YOUR ASSIGNMENT
Please copy out each line of the entries in which "آرمان" appears.

EXTRACTED MATERIAL
┏━━

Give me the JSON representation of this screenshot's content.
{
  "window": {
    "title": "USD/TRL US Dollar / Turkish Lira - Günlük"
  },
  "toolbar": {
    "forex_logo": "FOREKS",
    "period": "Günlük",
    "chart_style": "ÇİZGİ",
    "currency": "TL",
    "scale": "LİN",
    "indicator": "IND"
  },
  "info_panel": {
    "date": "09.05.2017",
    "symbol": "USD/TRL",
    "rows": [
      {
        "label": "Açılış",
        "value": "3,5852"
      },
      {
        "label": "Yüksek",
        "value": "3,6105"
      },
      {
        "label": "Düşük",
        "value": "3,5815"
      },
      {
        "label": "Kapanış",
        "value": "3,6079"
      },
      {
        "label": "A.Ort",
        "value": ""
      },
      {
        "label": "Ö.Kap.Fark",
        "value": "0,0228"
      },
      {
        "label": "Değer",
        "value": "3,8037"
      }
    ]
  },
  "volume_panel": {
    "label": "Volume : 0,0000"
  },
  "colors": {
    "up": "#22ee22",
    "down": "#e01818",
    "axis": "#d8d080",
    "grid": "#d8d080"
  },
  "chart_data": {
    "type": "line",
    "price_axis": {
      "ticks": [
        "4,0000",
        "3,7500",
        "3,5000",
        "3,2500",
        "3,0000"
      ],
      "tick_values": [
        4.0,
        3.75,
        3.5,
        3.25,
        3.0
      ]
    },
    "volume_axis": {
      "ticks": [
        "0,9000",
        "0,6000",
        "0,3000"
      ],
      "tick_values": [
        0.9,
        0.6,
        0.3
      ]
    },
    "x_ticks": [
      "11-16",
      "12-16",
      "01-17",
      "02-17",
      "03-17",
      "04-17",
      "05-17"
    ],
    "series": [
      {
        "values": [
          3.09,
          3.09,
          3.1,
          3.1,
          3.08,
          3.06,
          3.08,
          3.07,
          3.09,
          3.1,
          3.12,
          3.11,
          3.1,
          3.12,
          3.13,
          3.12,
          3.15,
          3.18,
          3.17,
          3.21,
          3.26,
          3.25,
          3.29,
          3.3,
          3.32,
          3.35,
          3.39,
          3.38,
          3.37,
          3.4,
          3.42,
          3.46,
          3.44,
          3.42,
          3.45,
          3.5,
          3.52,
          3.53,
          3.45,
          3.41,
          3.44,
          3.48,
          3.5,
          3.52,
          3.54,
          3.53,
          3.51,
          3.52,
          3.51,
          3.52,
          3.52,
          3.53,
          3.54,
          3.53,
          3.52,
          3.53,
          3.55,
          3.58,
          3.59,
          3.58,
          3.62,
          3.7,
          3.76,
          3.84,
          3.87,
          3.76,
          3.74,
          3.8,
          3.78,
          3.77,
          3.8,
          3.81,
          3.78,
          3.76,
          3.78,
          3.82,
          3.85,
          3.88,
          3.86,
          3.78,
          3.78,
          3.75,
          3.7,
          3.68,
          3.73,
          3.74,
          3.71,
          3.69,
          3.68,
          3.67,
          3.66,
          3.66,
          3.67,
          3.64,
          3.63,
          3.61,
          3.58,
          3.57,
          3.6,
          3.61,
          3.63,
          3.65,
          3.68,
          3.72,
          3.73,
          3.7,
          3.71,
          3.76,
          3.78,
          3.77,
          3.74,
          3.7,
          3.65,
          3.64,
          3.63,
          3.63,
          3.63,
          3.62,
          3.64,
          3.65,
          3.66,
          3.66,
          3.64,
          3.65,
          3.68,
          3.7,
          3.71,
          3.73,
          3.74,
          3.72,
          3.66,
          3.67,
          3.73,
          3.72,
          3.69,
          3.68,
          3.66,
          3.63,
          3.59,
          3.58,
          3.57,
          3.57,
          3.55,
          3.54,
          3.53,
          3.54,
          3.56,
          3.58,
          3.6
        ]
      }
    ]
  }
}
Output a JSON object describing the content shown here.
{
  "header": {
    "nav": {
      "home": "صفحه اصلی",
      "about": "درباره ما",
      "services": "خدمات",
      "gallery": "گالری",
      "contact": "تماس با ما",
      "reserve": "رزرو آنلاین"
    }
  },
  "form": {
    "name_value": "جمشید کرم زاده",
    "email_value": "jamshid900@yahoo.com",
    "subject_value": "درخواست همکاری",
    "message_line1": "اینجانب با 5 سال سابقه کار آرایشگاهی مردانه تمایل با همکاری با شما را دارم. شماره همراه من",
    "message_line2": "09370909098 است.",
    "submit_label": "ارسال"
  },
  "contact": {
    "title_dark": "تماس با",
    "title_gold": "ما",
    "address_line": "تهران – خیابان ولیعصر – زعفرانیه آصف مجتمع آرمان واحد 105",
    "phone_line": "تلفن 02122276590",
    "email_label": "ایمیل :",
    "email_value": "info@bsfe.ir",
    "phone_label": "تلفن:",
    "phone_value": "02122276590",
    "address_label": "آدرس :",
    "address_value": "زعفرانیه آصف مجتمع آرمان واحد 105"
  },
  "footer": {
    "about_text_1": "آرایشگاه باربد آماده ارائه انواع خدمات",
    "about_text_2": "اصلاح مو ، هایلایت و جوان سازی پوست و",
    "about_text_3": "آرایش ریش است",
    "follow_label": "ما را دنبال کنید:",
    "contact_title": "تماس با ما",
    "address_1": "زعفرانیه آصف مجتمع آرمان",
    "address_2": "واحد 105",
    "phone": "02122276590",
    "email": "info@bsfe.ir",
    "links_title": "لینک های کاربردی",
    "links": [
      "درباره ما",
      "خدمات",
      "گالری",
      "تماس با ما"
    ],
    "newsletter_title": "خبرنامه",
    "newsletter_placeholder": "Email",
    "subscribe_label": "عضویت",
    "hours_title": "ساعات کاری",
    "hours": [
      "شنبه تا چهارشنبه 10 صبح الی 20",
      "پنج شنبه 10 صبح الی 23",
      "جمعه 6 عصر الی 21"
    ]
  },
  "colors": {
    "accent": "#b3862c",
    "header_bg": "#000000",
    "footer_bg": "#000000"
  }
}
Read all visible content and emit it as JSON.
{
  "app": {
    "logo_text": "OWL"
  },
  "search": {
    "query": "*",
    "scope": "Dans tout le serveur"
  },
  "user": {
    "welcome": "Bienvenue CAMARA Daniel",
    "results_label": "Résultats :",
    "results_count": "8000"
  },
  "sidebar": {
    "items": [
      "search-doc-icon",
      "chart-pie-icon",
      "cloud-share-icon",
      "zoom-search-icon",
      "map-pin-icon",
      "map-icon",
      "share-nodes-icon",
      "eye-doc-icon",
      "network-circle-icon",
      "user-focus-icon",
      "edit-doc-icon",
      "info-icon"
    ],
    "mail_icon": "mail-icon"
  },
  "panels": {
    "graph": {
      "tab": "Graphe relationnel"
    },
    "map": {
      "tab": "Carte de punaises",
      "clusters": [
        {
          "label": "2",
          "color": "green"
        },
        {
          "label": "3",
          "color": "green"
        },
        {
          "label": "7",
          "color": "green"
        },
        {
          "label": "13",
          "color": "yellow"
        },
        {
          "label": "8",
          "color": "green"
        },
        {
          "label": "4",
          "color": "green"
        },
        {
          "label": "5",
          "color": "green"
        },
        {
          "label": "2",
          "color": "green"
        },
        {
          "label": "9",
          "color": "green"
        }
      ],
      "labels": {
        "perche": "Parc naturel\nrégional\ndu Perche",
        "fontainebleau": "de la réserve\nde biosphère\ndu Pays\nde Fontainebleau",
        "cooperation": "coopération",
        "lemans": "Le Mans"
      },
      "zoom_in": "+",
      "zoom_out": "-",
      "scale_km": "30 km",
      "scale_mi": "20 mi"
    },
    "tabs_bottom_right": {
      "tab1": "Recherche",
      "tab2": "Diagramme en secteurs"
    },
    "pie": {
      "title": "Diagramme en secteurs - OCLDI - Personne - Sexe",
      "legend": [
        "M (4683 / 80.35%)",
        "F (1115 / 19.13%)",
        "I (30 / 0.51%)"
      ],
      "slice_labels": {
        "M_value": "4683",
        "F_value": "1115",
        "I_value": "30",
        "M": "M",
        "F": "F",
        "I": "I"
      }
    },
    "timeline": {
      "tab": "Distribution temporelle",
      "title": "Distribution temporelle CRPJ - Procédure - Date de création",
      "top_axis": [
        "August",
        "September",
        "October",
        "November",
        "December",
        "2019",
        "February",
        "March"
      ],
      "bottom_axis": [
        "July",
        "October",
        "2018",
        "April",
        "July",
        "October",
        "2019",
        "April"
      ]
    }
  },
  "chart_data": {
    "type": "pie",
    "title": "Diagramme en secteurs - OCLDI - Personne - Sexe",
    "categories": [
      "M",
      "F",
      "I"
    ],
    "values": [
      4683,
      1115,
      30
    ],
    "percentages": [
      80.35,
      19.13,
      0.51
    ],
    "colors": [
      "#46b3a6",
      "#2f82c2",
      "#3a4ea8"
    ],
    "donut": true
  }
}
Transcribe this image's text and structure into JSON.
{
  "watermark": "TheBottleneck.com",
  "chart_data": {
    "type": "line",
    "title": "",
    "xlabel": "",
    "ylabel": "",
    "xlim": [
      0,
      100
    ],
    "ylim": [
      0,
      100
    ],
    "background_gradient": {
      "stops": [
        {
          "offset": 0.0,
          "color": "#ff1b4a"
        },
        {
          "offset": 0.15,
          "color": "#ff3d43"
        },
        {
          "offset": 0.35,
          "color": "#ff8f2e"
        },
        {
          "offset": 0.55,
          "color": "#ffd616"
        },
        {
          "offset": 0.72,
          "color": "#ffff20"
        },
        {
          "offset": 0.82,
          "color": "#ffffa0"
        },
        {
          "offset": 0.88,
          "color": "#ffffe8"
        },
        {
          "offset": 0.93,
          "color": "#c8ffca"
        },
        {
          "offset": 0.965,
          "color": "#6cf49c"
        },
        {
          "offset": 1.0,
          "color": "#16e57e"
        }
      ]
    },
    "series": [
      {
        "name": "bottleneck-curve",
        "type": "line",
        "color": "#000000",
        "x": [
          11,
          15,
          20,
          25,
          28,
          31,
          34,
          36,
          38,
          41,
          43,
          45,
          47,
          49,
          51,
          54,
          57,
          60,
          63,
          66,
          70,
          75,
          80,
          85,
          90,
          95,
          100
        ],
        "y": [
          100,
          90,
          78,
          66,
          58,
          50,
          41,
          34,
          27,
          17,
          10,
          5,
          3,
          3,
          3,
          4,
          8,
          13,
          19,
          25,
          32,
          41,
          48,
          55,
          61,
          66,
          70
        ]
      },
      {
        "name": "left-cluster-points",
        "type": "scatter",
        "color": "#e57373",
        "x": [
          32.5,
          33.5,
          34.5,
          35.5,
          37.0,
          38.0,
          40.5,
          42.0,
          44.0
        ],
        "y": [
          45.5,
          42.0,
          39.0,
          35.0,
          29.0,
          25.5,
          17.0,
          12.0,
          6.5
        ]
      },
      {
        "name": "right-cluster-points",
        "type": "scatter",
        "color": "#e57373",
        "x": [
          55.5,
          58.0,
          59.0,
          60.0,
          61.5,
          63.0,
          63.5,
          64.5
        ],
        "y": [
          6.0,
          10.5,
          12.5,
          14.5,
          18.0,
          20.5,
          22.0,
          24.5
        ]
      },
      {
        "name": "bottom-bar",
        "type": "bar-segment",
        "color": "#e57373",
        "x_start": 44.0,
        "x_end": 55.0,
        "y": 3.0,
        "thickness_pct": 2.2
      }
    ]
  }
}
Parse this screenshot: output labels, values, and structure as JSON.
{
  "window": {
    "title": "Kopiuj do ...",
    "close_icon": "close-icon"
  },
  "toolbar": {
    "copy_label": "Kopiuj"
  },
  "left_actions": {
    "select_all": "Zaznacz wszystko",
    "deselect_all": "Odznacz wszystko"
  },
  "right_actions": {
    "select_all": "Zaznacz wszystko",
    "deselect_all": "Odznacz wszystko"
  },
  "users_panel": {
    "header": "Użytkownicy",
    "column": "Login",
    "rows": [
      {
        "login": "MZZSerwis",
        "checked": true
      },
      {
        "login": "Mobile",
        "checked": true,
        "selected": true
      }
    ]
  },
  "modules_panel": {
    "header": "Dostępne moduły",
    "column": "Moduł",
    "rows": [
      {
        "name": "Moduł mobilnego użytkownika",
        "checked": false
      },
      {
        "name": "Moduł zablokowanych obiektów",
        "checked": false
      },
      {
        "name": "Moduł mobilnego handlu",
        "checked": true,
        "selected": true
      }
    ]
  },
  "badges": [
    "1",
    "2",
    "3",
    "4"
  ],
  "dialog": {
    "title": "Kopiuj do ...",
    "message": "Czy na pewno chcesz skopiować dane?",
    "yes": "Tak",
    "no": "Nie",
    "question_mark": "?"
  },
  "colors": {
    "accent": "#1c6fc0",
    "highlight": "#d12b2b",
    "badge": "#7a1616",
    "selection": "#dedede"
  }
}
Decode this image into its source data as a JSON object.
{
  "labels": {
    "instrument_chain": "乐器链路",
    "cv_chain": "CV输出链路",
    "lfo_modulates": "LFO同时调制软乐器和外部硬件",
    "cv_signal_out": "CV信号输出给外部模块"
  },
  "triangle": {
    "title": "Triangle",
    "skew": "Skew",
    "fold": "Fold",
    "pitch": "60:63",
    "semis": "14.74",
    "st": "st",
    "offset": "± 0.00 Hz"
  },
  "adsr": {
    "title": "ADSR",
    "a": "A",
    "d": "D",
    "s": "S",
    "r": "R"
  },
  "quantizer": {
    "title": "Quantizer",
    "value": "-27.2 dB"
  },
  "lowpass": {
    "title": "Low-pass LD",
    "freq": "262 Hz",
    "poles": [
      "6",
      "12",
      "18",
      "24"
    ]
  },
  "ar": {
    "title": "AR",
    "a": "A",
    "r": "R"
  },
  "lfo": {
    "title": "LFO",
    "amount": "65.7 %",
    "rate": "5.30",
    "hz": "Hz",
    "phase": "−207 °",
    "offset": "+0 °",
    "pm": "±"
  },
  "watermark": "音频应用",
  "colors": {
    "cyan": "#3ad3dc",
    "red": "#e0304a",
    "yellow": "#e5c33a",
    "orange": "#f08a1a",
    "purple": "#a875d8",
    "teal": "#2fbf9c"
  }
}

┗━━

RESPONSE BOX
    "address_line": "تهران – خیابان ولیعصر – زعفرانیه آصف مجتمع آرمان واحد 105",
    "address_value": "زعفرانیه آصف مجتمع آرمان واحد 105"
    "address_1": "زعفرانیه آصف مجتمع آرمان",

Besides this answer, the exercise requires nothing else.